However, more than 200 placard-waving supporters marched at Chiendambuya Growth Point as they demanded the resignation of President of Robert Mugabe, accusing him of mismanaging the economy.
The demonstrations went on despite the heavy presence of police officers and other State agents.
In an interview with NewsDay on the sidelines of the demonstrations, Tekeshe said demonstrations were the only available means to register their displeasure against the Zanu PF government.
“We had written to police seeking an order to conduct our demonstrations, but they refused. They argued that we should instead conduct a rally without any placards, but we were forced to use placards because this is the only way to speak against the ills of our government,’’ he said.
“I’m a democrat. Demonstrations are my only tool. I do not have a gun or cannon. This is my only voice. We hope that if it comes from us as a rural community, President Mugabe may listen,” a defiant Tekeshe said before the demonstrations.
Tekeshe said that the ruling party Zanu PF was not going to hand power on a silver platter, hence the need to take a robust action.
The outspoken businessman, who pays fees for 100 pupils in his community, added that he was feeling the effects of the deteriotating economy as he was now struggling to raise the fees for underprivileged children.
‘’I am a successful businessperson, but l have not been spared the biting economic challenges,” Tekeshe said.
“My request is that Mugabe must retire. We have gold, diamonds, platinum, iron, coal, you name it, but the people have nothing. Only a few people are enjoying. Some African countries only have one resource and their economies are thriving.
“Mugabe is spending millions on treatment, some of which can be easily accessed locally, while here at Weya Hospital, there are no basic drugs,” he said before drawing a comparison between the Zanu PF leader’s attitude towards his local health care service sector and that of the late South African former president Nelson Mandela.

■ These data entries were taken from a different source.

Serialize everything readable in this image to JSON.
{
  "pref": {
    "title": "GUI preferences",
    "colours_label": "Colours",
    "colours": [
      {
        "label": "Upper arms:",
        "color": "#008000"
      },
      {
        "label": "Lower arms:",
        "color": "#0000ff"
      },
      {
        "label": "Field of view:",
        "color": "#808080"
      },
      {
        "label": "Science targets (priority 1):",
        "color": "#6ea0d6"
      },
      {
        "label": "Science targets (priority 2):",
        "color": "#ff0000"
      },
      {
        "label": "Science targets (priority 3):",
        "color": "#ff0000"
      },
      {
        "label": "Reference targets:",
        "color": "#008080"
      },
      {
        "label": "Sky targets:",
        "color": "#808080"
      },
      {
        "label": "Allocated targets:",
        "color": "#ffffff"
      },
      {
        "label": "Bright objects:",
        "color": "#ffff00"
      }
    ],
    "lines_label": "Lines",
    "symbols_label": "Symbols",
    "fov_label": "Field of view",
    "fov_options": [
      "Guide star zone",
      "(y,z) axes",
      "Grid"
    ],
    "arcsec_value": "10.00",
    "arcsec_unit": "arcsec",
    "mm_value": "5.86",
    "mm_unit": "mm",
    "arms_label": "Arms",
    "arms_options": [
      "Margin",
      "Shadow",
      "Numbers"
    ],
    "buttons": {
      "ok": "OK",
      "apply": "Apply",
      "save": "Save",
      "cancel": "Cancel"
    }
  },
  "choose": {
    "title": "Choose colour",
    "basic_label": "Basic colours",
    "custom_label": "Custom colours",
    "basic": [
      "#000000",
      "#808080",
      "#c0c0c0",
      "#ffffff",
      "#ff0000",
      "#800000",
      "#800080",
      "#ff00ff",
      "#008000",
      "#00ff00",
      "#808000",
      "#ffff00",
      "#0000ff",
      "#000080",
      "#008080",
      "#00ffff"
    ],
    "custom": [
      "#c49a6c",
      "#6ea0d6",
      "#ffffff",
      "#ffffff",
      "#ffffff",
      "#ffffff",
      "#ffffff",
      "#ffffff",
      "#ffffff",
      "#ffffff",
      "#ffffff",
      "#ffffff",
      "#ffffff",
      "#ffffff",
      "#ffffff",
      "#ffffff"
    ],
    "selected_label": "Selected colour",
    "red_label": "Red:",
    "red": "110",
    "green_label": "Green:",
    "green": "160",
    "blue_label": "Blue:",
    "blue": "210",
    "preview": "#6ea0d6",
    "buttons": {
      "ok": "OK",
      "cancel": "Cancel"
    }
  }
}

“Mandela never left his country to seek medical services elsewhere until his death. We have very competent medical personnel here who even surprised him by managing to separate Siamese twins,” he said.By Kenneth Nyangani source-newsday